* [EXERCISE REQUIREMENTS]
The job is to output each record exactly as it stands, pictures excluded.

(Stored records)
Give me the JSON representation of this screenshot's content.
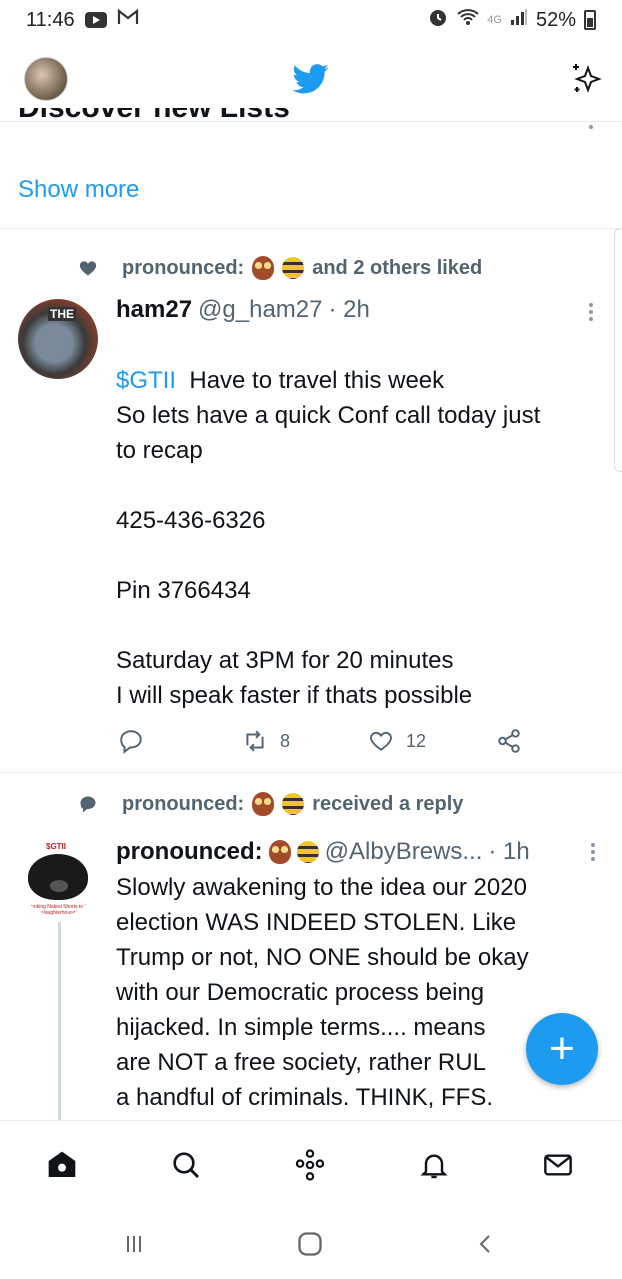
{
  "status_bar": {
    "time": "11:46",
    "battery": "52%",
    "network": "4G"
  },
  "app": {
    "logo_icon": "twitter-bird-icon",
    "sparkle_icon": "sparkle-icon",
    "brand_color": "#1d9bf0"
  },
  "discover": {
    "title": "Discover new Lists",
    "show_more": "Show more"
  },
  "tweets": [
    {
      "context_prefix": "pronounced:",
      "context_suffix": "and 2 others liked",
      "context_icon": "heart-icon",
      "name": "ham27",
      "handle": "@g_ham27",
      "time": "· 2h",
      "avatar_label": "THE",
      "cashtag": "$GTII",
      "text_first": "Have to travel this week",
      "text_rest": "So lets have a quick Conf call today just\nto recap\n\n425-436-6326\n\nPin 3766434\n\nSaturday at 3PM for 20 minutes\nI will speak faster if thats possible",
      "retweets": "8",
      "likes": "12"
    },
    {
      "context_prefix": "pronounced:",
      "context_suffix": "received a reply",
      "context_icon": "speech-bubble-icon",
      "name": "pronounced:",
      "handle": "@AlbyBrews...",
      "time": "· 1h",
      "avatar_top": "$GTII",
      "avatar_bottom": "Smoking Naked Shorts to the slaughterhouse!",
      "text": "Slowly awakening to the idea our 2020\nelection WAS INDEED STOLEN. Like\nTrump or not, NO ONE should be okay\nwith our Democratic process being\nhijacked. In simple terms.... means\nare NOT a free society, rather RUL\na handful of criminals. THINK, FFS."
    }
  ],
  "fab": {
    "label": "+"
  },
  "bottom_nav": [
    "home-icon",
    "search-icon",
    "spaces-icon",
    "notifications-icon",
    "messages-icon"
  ],
  "system_nav": [
    "recent-apps-icon",
    "home-button-icon",
    "back-icon"
  ]
}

* [ANSWER TO THE EXERCISE]
Give me the JSON representation of this screenshot's content.
{
  "status_bar": {
    "time": "11:46",
    "battery": "52%",
    "network": "4G"
  },
  "app": {
    "logo_icon": "twitter-bird-icon",
    "sparkle_icon": "sparkle-icon",
    "brand_color": "#1d9bf0"
  },
  "discover": {
    "title": "Discover new Lists",
    "show_more": "Show more"
  },
  "tweets": [
    {
      "context_prefix": "pronounced:",
      "context_suffix": "and 2 others liked",
      "context_icon": "heart-icon",
      "name": "ham27",
      "handle": "@g_ham27",
      "time": "· 2h",
      "avatar_label": "THE",
      "cashtag": "$GTII",
      "text_first": "Have to travel this week",
      "text_rest": "So lets have a quick Conf call today just\nto recap\n\n425-436-6326\n\nPin 3766434\n\nSaturday at 3PM for 20 minutes\nI will speak faster if thats possible",
      "retweets": "8",
      "likes": "12"
    },
    {
      "context_prefix": "pronounced:",
      "context_suffix": "received a reply",
      "context_icon": "speech-bubble-icon",
      "name": "pronounced:",
      "handle": "@AlbyBrews...",
      "time": "· 1h",
      "avatar_top": "$GTII",
      "avatar_bottom": "Smoking Naked Shorts to the slaughterhouse!",
      "text": "Slowly awakening to the idea our 2020\nelection WAS INDEED STOLEN. Like\nTrump or not, NO ONE should be okay\nwith our Democratic process being\nhijacked. In simple terms.... means\nare NOT a free society, rather RUL\na handful of criminals. THINK, FFS."
    }
  ],
  "fab": {
    "label": "+"
  },
  "bottom_nav": [
    "home-icon",
    "search-icon",
    "spaces-icon",
    "notifications-icon",
    "messages-icon"
  ],
  "system_nav": [
    "recent-apps-icon",
    "home-button-icon",
    "back-icon"
  ]
}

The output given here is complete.